ASSIGNMENT:
Return, from the data that follows, each line that holds the word "caption".
++++ EXTRACTED ENTRIES
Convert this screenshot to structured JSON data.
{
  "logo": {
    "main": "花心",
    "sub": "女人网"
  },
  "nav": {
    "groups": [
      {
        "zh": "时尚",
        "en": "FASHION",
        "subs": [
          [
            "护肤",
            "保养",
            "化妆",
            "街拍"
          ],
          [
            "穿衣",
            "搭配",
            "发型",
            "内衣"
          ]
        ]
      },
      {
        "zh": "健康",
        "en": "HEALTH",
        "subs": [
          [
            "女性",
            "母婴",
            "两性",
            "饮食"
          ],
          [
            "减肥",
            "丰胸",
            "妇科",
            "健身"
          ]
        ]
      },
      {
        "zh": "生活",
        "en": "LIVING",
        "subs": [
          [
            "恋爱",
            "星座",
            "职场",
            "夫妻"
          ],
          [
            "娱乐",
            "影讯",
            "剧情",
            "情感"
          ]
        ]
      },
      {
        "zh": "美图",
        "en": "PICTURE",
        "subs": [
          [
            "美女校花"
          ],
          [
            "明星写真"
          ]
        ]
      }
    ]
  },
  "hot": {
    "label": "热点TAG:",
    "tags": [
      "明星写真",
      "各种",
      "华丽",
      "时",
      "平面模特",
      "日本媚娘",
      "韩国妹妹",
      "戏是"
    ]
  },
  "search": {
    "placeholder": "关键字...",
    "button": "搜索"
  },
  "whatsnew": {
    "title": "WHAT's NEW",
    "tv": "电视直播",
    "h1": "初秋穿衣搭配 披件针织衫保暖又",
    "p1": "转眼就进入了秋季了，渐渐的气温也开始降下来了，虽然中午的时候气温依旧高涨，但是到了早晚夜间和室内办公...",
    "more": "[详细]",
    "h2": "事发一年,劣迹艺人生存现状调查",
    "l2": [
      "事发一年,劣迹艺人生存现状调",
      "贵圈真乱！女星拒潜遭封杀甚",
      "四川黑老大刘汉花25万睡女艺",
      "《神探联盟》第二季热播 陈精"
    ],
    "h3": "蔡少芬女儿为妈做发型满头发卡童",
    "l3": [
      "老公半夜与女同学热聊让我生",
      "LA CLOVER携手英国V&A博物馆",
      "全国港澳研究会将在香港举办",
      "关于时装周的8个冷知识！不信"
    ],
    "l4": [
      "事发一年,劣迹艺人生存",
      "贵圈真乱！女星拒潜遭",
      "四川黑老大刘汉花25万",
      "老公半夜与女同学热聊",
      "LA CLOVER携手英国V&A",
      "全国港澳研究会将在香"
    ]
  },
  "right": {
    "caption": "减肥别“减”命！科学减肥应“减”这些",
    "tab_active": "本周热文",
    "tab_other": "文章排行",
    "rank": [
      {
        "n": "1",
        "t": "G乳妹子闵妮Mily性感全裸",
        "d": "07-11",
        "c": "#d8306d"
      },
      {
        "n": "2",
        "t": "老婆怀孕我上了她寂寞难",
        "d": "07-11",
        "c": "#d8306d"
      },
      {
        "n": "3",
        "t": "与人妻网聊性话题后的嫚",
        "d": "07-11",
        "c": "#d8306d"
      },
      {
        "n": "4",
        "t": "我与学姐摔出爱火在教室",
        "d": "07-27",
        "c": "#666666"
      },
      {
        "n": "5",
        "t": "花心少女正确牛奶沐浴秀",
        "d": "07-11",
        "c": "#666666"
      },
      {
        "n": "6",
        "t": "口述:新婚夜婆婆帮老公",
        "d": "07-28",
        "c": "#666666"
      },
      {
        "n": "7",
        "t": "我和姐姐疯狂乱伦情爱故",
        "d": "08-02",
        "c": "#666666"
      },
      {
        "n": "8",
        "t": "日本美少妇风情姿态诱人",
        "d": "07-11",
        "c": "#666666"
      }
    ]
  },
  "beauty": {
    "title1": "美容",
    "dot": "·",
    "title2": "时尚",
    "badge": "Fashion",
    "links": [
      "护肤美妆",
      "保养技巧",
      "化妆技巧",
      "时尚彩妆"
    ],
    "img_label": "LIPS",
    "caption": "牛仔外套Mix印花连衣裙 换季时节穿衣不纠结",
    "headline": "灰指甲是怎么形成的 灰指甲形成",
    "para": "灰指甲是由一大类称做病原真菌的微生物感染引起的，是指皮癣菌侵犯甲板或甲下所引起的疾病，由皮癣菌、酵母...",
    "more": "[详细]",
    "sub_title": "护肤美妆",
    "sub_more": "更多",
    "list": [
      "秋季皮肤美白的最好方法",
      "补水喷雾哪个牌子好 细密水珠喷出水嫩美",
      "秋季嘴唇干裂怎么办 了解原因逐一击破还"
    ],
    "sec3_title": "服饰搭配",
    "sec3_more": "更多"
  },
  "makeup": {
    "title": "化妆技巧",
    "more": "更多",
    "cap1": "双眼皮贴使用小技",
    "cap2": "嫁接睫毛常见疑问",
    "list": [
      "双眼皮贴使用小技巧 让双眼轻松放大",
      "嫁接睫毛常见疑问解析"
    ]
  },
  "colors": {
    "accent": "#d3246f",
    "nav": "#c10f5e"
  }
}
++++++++
WRITTEN RESPONSE:
    "caption": "减肥别“减”命！科学减肥应“减”这些",
    "caption": "牛仔外套Mix印花连衣裙 换季时节穿衣不纠结",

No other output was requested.